Assignment
Please set down each entry exactly, omitting any picture it holds.

Extracted records
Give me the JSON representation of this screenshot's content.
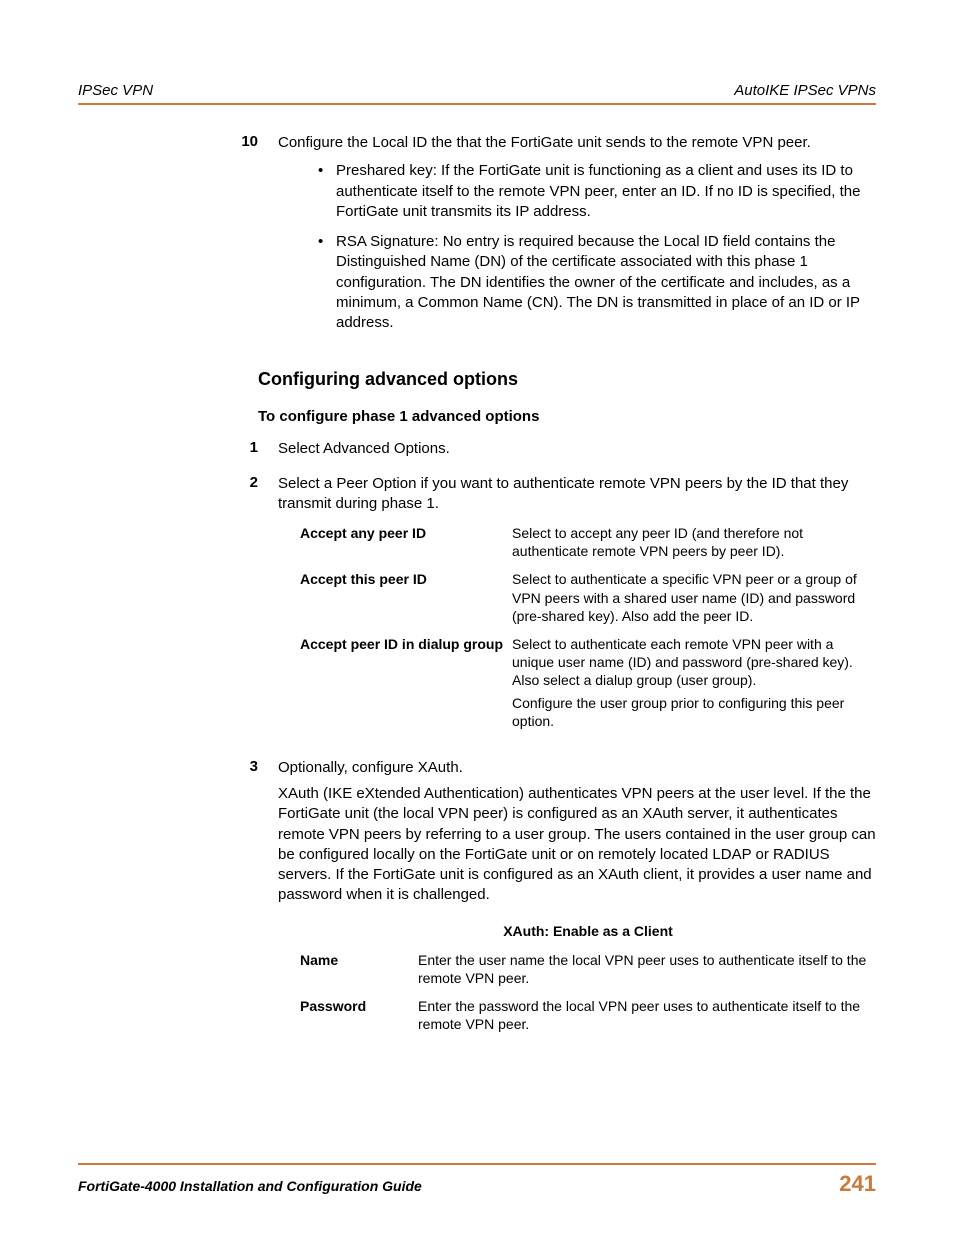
{
  "header": {
    "left": "IPSec VPN",
    "right": "AutoIKE IPSec VPNs"
  },
  "step10": {
    "num": "10",
    "text": "Configure the Local ID the that the FortiGate unit sends to the remote VPN peer.",
    "bullets": [
      "Preshared key: If the FortiGate unit is functioning as a client and uses its ID to authenticate itself to the remote VPN peer, enter an ID. If no ID is specified, the FortiGate unit transmits its IP address.",
      "RSA Signature: No entry is required because the Local ID field contains the Distinguished Name (DN) of the certificate associated with this phase 1 configuration. The DN identifies the owner of the certificate and includes, as a minimum, a Common Name (CN). The DN is transmitted in place of an ID or IP address."
    ]
  },
  "section": {
    "heading": "Configuring advanced options",
    "subheading": "To configure phase 1 advanced options"
  },
  "step1": {
    "num": "1",
    "text": "Select Advanced Options."
  },
  "step2": {
    "num": "2",
    "text": "Select a Peer Option if you want to authenticate remote VPN peers by the ID that they transmit during phase 1."
  },
  "options": [
    {
      "label": "Accept any peer ID",
      "desc": "Select to accept any peer ID (and therefore not authenticate remote VPN peers by peer ID)."
    },
    {
      "label": "Accept this peer ID",
      "desc": "Select to authenticate a specific VPN peer or a group of VPN peers with a shared user name (ID) and password (pre-shared key). Also add the peer ID."
    },
    {
      "label": "Accept peer ID in dialup group",
      "desc": "Select to authenticate each remote VPN peer with a unique user name (ID) and password (pre-shared key). Also select a dialup group (user group).",
      "desc2": "Configure the user group prior to configuring this peer option."
    }
  ],
  "step3": {
    "num": "3",
    "text": "Optionally, configure XAuth.",
    "para": "XAuth (IKE eXtended Authentication) authenticates VPN peers at the user level. If the the FortiGate unit (the local VPN peer) is configured as an XAuth server, it authenticates remote VPN peers by referring to a user group. The users contained in the user group can be configured locally on the FortiGate unit or on remotely located LDAP or RADIUS servers. If the FortiGate unit is configured as an XAuth client, it provides a user name and password when it is challenged."
  },
  "xauth": {
    "heading": "XAuth: Enable as a Client",
    "rows": [
      {
        "label": "Name",
        "desc": "Enter the user name the local VPN peer uses to authenticate itself to the remote VPN peer."
      },
      {
        "label": "Password",
        "desc": "Enter the password the local VPN peer uses to authenticate itself to the remote VPN peer."
      }
    ]
  },
  "footer": {
    "left": "FortiGate-4000 Installation and Configuration Guide",
    "right": "241"
  }
}
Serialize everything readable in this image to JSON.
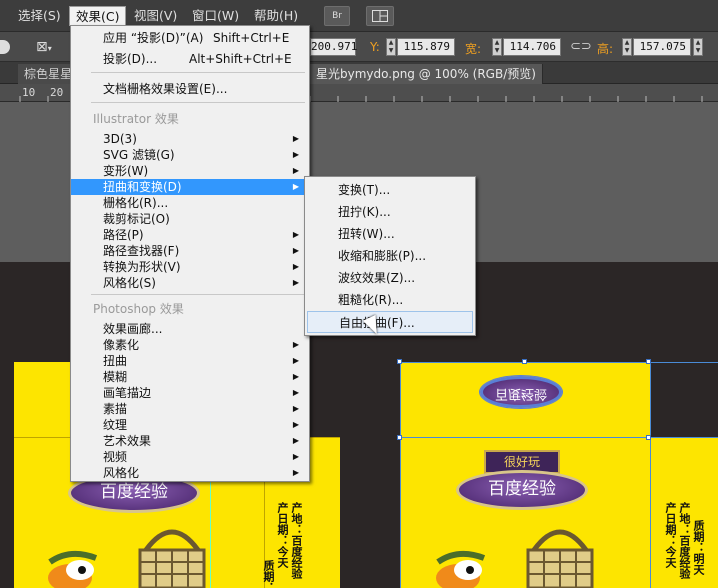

Solution for this task
Give me the JSON representation of this screenshot's content.
{
  "header": {
    "left": "IPSec VPN",
    "right": "AutoIKE IPSec VPNs"
  },
  "step10": {
    "num": "10",
    "text": "Configure the Local ID the that the FortiGate unit sends to the remote VPN peer.",
    "bullets": [
      "Preshared key: If the FortiGate unit is functioning as a client and uses its ID to authenticate itself to the remote VPN peer, enter an ID. If no ID is specified, the FortiGate unit transmits its IP address.",
      "RSA Signature: No entry is required because the Local ID field contains the Distinguished Name (DN) of the certificate associated with this phase 1 configuration. The DN identifies the owner of the certificate and includes, as a minimum, a Common Name (CN). The DN is transmitted in place of an ID or IP address."
    ]
  },
  "section": {
    "heading": "Configuring advanced options",
    "subheading": "To configure phase 1 advanced options"
  },
  "step1": {
    "num": "1",
    "text": "Select Advanced Options."
  },
  "step2": {
    "num": "2",
    "text": "Select a Peer Option if you want to authenticate remote VPN peers by the ID that they transmit during phase 1."
  },
  "options": [
    {
      "label": "Accept any peer ID",
      "desc": "Select to accept any peer ID (and therefore not authenticate remote VPN peers by peer ID)."
    },
    {
      "label": "Accept this peer ID",
      "desc": "Select to authenticate a specific VPN peer or a group of VPN peers with a shared user name (ID) and password (pre-shared key). Also add the peer ID."
    },
    {
      "label": "Accept peer ID in dialup group",
      "desc": "Select to authenticate each remote VPN peer with a unique user name (ID) and password (pre-shared key). Also select a dialup group (user group).",
      "desc2": "Configure the user group prior to configuring this peer option."
    }
  ],
  "step3": {
    "num": "3",
    "text": "Optionally, configure XAuth.",
    "para": "XAuth (IKE eXtended Authentication) authenticates VPN peers at the user level. If the the FortiGate unit (the local VPN peer) is configured as an XAuth server, it authenticates remote VPN peers by referring to a user group. The users contained in the user group can be configured locally on the FortiGate unit or on remotely located LDAP or RADIUS servers. If the FortiGate unit is configured as an XAuth client, it provides a user name and password when it is challenged."
  },
  "xauth": {
    "heading": "XAuth: Enable as a Client",
    "rows": [
      {
        "label": "Name",
        "desc": "Enter the user name the local VPN peer uses to authenticate itself to the remote VPN peer."
      },
      {
        "label": "Password",
        "desc": "Enter the password the local VPN peer uses to authenticate itself to the remote VPN peer."
      }
    ]
  },
  "footer": {
    "left": "FortiGate-4000 Installation and Configuration Guide",
    "right": "241"
  }
}
Serialize everything readable in this image to JSON.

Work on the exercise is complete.